Coincidentally, Tyler, a native of El Segundo, an industrial beach town located in the middle of Los Angeles County on the tailing end of the South Bay, plays the perfect environment for Tyler’s surfboard endeavors. The South Bay, with Hermosa Beach deemed the first true, ”Surf City,” was the epicenter of ‘60s surf culture by being the central ground and birthplace for surfboard manufacturing. In the Southern left corner of the Santa Monica Bay, the South Bay housed five of the world’s biggest companies, Velzy, Jacob’s, Bing, Greg Noll, Dewey Weber, and Rick. The heyday of these manufacturers culminated in ‘50s and ‘60s before most of them “went fishing” as a response to the aftermath of the “so-called” shortboard revolution by the ‘70s.  This is the era Tyler identifies as the starting point in his own progression of classic surfboard designs.

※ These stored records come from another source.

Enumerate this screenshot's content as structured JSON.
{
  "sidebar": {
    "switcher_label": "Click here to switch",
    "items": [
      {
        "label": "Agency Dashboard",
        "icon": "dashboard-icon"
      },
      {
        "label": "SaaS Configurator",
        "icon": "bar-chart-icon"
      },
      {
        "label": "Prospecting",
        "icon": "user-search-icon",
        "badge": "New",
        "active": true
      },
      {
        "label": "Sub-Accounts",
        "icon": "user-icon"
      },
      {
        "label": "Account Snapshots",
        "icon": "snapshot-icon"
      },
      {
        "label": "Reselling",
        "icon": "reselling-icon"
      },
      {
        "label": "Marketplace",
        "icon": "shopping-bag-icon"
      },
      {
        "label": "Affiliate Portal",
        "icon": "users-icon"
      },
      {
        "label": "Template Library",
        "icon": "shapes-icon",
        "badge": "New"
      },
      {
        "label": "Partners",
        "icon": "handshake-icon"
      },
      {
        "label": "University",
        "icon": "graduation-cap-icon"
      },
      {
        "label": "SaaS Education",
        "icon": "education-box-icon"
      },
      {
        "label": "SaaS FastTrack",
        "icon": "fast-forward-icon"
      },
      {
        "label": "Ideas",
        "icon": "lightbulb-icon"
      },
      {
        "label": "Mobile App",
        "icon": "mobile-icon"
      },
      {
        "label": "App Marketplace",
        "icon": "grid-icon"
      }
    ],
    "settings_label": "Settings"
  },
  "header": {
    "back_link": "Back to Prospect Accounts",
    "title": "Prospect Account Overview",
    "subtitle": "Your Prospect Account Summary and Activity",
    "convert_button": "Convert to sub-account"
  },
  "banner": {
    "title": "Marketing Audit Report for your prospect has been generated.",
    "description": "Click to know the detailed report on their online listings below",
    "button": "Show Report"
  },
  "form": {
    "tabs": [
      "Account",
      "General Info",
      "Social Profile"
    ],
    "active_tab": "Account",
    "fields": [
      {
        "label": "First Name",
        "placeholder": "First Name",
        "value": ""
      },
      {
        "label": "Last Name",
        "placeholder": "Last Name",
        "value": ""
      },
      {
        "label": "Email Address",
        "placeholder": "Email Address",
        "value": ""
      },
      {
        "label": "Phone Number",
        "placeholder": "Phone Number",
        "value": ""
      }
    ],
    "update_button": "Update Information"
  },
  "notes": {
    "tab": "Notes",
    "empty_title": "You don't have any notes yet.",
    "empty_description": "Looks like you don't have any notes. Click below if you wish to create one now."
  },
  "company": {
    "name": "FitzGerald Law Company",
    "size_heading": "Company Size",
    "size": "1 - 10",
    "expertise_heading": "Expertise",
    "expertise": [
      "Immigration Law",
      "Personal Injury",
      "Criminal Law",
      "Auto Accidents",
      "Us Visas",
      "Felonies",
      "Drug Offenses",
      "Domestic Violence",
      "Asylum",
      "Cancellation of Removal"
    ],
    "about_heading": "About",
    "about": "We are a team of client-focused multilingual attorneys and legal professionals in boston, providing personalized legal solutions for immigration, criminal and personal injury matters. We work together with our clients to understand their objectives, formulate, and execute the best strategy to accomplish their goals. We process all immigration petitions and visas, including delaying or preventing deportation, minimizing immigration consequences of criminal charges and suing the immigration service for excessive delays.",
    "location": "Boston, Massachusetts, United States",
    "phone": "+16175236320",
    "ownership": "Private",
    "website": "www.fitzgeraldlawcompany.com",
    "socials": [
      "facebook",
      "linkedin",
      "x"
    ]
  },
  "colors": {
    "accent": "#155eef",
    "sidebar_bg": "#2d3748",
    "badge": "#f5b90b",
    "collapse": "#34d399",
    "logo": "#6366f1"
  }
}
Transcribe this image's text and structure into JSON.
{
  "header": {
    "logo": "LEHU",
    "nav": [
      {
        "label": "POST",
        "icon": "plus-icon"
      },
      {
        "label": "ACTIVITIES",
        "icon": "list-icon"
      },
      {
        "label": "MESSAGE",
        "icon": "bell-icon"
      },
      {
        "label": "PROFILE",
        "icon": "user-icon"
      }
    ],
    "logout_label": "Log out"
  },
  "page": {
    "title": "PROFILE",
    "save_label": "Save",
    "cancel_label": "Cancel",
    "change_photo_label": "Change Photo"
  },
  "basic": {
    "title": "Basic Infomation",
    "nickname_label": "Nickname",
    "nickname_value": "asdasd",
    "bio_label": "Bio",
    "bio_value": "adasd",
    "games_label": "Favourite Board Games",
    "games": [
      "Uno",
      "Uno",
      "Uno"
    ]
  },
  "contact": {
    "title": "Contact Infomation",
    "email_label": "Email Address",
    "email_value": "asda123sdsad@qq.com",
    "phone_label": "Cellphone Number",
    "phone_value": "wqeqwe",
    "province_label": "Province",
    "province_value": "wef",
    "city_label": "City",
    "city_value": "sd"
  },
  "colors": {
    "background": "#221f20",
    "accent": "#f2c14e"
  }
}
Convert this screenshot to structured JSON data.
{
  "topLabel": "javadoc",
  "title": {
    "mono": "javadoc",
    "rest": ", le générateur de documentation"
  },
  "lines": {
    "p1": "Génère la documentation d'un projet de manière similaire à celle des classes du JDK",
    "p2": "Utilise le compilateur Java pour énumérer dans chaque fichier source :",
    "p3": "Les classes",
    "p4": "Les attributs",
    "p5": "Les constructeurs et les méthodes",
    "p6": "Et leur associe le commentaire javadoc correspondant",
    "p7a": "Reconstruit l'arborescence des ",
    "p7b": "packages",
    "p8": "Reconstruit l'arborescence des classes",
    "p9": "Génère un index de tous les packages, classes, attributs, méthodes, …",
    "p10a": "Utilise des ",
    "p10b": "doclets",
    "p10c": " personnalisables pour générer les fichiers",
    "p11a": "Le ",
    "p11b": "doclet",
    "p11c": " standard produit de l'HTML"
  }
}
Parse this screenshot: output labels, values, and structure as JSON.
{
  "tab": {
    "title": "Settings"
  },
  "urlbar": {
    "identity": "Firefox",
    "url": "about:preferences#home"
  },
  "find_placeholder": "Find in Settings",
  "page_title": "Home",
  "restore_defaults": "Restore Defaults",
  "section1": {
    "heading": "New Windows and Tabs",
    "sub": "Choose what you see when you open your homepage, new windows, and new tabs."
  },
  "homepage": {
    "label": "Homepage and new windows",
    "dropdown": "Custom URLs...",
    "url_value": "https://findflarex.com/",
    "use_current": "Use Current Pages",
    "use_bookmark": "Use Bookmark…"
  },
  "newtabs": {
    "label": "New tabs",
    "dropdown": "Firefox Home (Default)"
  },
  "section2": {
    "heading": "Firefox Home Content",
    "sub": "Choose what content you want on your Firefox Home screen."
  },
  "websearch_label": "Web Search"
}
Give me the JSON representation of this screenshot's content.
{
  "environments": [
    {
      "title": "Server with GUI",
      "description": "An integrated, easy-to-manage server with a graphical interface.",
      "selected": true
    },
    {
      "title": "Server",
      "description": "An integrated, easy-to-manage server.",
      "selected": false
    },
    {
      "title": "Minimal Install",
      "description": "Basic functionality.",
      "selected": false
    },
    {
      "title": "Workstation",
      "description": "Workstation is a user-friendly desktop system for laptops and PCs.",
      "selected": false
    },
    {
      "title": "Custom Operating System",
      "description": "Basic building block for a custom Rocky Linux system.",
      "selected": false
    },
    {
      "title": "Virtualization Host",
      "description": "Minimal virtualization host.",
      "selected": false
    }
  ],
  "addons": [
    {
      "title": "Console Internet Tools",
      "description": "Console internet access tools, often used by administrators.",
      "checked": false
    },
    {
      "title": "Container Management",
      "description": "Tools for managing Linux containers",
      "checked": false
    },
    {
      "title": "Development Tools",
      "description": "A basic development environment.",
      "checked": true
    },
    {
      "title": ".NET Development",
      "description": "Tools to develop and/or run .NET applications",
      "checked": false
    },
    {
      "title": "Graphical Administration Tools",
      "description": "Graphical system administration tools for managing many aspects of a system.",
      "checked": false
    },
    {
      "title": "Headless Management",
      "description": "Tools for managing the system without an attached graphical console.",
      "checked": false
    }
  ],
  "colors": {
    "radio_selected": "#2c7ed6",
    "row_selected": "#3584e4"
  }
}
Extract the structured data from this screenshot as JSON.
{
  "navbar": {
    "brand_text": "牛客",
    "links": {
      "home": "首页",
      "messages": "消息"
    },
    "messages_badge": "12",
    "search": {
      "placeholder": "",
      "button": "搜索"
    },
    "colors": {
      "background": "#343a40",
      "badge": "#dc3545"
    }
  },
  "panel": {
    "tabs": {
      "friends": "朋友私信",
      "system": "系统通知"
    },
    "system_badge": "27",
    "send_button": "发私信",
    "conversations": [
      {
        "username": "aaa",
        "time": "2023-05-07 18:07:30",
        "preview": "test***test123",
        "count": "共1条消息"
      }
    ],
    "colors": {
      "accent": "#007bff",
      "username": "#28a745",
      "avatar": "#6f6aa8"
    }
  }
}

After over 30-years of commitment to improving his skills as both a shaper and glasser, Tyler’s surfboards are not only far from replica, they are developing a reputation of being iconic on their own. He is proud to carry on the planer after following the footsteps of the legendary craftsmen of his local surf community with many of them he is on a first name basis.

Tyler’s Surfboards are of a completely unique evolution of design built of the highest standards of quality with impeccable craftsmanship put to test personally by Tyler and his team of test pilots in local Southern California breakers and waves abroad. Each surfboard is crafted with a simple, yet innovative, purpose: to empower the surfer to ride a wave in such a way he or she never thought possible. His commitment to his vision and his perpetual learning is fueled by the belief…you never truly “arrive.”

Tyler continues to reside with his wife and nine-year-old daughter in the place he has spent his whole life, El Segundo. On the other side of town, the Tyler Surfboard’s factory is a cultural mecca. The shop is part surfboard manufacturer/ surf museum/auto museum and houses all his future projects in the adjacent yard, most notably a ’41 ford with a custom chop from the ‘50s.g bike web